In the Washington Post last week, Yuval Levin argued in favor of minority control of all institutions — Senate, House and Presidency — with these words: “[B]y requiring overlapping majorities of different kinds, our institutions are designed to reflect the multilayered complexity of our society, compelling governing coalitions to reach out and broaden their appeals.”
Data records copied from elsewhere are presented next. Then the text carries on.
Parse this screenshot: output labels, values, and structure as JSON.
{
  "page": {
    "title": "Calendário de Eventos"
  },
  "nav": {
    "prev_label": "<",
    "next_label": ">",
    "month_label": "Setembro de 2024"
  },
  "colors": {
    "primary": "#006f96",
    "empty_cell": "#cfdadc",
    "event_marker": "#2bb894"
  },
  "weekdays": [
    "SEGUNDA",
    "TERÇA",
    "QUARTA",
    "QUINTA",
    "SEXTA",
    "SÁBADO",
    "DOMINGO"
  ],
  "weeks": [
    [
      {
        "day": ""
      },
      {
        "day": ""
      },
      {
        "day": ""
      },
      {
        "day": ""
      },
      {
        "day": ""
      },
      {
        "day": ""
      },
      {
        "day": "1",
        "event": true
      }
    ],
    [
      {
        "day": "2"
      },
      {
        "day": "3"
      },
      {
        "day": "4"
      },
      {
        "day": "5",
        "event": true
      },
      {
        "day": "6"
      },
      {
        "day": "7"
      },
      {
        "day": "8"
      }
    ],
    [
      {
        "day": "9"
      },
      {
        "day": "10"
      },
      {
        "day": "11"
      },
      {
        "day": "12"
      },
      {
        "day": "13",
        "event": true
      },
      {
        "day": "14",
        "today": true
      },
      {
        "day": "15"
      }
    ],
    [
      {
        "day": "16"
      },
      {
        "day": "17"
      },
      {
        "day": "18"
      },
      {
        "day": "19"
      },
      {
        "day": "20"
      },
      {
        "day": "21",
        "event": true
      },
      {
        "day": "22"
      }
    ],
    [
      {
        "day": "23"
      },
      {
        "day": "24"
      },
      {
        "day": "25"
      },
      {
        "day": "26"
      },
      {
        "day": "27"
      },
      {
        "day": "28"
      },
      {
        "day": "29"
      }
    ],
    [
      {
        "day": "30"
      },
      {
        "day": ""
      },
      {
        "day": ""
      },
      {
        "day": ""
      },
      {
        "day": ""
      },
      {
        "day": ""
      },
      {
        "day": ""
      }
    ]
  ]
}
“Overlapping” is precisely the opposite of the structure of the House, Senate and presidential election systems. There are possible overlaps — for example, all states could allocate half their electors to a national popular vote winner and half to the statewide plurality winner. That’s an overlap. But the current systems do not overlap at all.